▸ **Your goal**
Your task is to write out all of the records once more, exactly.

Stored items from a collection
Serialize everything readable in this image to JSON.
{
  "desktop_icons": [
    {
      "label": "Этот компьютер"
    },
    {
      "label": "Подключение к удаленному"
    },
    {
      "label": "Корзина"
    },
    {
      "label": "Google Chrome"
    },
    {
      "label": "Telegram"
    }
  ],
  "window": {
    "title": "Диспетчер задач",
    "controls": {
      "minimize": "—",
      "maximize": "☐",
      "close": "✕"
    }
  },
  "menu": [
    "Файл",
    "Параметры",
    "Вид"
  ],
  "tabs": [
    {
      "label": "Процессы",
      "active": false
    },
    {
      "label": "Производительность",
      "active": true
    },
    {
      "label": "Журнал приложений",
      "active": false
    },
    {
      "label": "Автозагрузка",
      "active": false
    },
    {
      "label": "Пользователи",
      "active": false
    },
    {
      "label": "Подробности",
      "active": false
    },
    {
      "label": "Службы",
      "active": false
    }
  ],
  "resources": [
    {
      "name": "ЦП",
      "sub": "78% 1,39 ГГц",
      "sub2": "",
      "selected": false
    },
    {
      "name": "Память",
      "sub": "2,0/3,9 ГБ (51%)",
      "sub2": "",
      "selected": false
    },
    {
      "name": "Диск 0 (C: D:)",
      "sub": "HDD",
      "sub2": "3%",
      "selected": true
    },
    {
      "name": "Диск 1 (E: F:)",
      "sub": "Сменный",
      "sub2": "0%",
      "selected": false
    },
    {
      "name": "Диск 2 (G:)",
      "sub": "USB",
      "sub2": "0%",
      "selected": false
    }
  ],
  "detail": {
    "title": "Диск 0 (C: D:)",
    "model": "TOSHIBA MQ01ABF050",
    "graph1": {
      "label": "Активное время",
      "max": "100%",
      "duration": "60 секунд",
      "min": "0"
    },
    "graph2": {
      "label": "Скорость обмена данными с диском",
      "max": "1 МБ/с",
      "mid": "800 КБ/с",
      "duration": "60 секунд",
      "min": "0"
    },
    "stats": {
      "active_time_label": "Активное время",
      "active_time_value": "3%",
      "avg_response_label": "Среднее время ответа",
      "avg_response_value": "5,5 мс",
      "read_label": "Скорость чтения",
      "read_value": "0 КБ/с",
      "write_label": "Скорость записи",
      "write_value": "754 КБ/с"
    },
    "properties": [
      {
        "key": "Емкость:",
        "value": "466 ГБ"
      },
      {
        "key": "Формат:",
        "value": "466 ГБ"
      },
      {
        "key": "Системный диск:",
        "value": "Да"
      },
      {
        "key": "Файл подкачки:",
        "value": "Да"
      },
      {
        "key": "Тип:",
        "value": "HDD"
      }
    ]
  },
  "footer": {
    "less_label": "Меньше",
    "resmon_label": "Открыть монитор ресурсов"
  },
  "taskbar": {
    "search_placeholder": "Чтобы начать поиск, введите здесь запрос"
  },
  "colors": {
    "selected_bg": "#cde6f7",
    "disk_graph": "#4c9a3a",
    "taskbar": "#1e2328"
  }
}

▸ **Task result**
Serialize everything readable in this image to JSON.
{
  "desktop_icons": [
    {
      "label": "Этот компьютер"
    },
    {
      "label": "Подключение к удаленному"
    },
    {
      "label": "Корзина"
    },
    {
      "label": "Google Chrome"
    },
    {
      "label": "Telegram"
    }
  ],
  "window": {
    "title": "Диспетчер задач",
    "controls": {
      "minimize": "—",
      "maximize": "☐",
      "close": "✕"
    }
  },
  "menu": [
    "Файл",
    "Параметры",
    "Вид"
  ],
  "tabs": [
    {
      "label": "Процессы",
      "active": false
    },
    {
      "label": "Производительность",
      "active": true
    },
    {
      "label": "Журнал приложений",
      "active": false
    },
    {
      "label": "Автозагрузка",
      "active": false
    },
    {
      "label": "Пользователи",
      "active": false
    },
    {
      "label": "Подробности",
      "active": false
    },
    {
      "label": "Службы",
      "active": false
    }
  ],
  "resources": [
    {
      "name": "ЦП",
      "sub": "78% 1,39 ГГц",
      "sub2": "",
      "selected": false
    },
    {
      "name": "Память",
      "sub": "2,0/3,9 ГБ (51%)",
      "sub2": "",
      "selected": false
    },
    {
      "name": "Диск 0 (C: D:)",
      "sub": "HDD",
      "sub2": "3%",
      "selected": true
    },
    {
      "name": "Диск 1 (E: F:)",
      "sub": "Сменный",
      "sub2": "0%",
      "selected": false
    },
    {
      "name": "Диск 2 (G:)",
      "sub": "USB",
      "sub2": "0%",
      "selected": false
    }
  ],
  "detail": {
    "title": "Диск 0 (C: D:)",
    "model": "TOSHIBA MQ01ABF050",
    "graph1": {
      "label": "Активное время",
      "max": "100%",
      "duration": "60 секунд",
      "min": "0"
    },
    "graph2": {
      "label": "Скорость обмена данными с диском",
      "max": "1 МБ/с",
      "mid": "800 КБ/с",
      "duration": "60 секунд",
      "min": "0"
    },
    "stats": {
      "active_time_label": "Активное время",
      "active_time_value": "3%",
      "avg_response_label": "Среднее время ответа",
      "avg_response_value": "5,5 мс",
      "read_label": "Скорость чтения",
      "read_value": "0 КБ/с",
      "write_label": "Скорость записи",
      "write_value": "754 КБ/с"
    },
    "properties": [
      {
        "key": "Емкость:",
        "value": "466 ГБ"
      },
      {
        "key": "Формат:",
        "value": "466 ГБ"
      },
      {
        "key": "Системный диск:",
        "value": "Да"
      },
      {
        "key": "Файл подкачки:",
        "value": "Да"
      },
      {
        "key": "Тип:",
        "value": "HDD"
      }
    ]
  },
  "footer": {
    "less_label": "Меньше",
    "resmon_label": "Открыть монитор ресурсов"
  },
  "taskbar": {
    "search_placeholder": "Чтобы начать поиск, введите здесь запрос"
  },
  "colors": {
    "selected_bg": "#cde6f7",
    "disk_graph": "#4c9a3a",
    "taskbar": "#1e2328"
  }
}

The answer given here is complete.